INDIVIDUAL LIST – SPECIAL FOCUS
A WIA specific grant may be attached to the adoption of this child. The grant is in the amount of $2,500. Please talk to Kathy Junk about eligibility requirements.
Mason was born in November of 2015 and has deformity of the ears
Meet Cute Mason! He is just about three years old and is already attending the early childhood education program.
According to his file:
The early childhood education teacher gave him responsive care, often hold him in arms and talk to him, or take him outside to enjoy the sunshine. The teacher organize games base on the child’s interests, teaching him to recognize, teaching him language, emotion, and physical activities. The child is quiet, likes pushing balls, and getting with other children well, likes playing games with other children. At present time, his physical development, motion ability and language development are delayed than his peers. His ears deformity have no effect to his life. He has reaction when he was called, no need to call him very loudly. When teacher calls his name, he could turn his head to the sound and crawl over, can make “da da” sound, can stand for a while without holding him, can be cooperative when putting clothes and socks. If other child try to grab toy from him, he will hold the toy tightly and yells, and push the other child away. He likes riding wood horse. After assisted him ride on wood horse, he will hold the handle tightly, and feet make forward strength hardly to make the wood horse rocks. When the wood horse is rocking, he makes “ai ai” sound.
For more information, please contact: Kathy@wiaa.org. You will be asked to complete a parent eligibility form before any file information can be released.
Please be aware that children on our waiting list may be under review by multiple families. Additionally, a child’s availability status may change on short notice. Please contact Kathy@wiaa.org for the most up-to-date status of a child.
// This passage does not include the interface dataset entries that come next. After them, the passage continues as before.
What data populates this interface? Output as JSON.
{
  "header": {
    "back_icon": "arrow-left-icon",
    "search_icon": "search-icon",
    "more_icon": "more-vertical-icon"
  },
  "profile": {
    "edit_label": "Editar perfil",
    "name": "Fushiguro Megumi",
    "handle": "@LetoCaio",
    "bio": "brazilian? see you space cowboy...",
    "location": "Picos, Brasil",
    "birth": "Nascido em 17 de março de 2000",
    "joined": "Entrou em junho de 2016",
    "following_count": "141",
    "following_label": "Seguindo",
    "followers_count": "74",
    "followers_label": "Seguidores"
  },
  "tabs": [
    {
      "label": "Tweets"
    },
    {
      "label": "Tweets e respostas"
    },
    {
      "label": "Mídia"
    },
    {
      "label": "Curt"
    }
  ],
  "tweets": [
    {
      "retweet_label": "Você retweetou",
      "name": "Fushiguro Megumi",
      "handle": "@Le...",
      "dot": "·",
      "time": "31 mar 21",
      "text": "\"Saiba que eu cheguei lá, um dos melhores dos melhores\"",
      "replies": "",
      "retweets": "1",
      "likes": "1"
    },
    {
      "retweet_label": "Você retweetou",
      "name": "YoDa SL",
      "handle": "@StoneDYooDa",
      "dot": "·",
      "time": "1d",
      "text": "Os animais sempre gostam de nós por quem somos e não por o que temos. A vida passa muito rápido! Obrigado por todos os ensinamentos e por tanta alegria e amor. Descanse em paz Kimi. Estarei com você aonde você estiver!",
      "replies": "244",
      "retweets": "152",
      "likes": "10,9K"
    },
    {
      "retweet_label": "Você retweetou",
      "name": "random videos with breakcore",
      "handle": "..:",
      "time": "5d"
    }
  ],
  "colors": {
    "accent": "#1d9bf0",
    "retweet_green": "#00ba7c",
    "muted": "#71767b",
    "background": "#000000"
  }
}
WIA is not responsible for the medical information summarized here. Medical information sent by other countries may be inaccurate or incomplete. Prospective Adoptive Parents reserve the right to have medical information evaluated by a medical professional in the United States.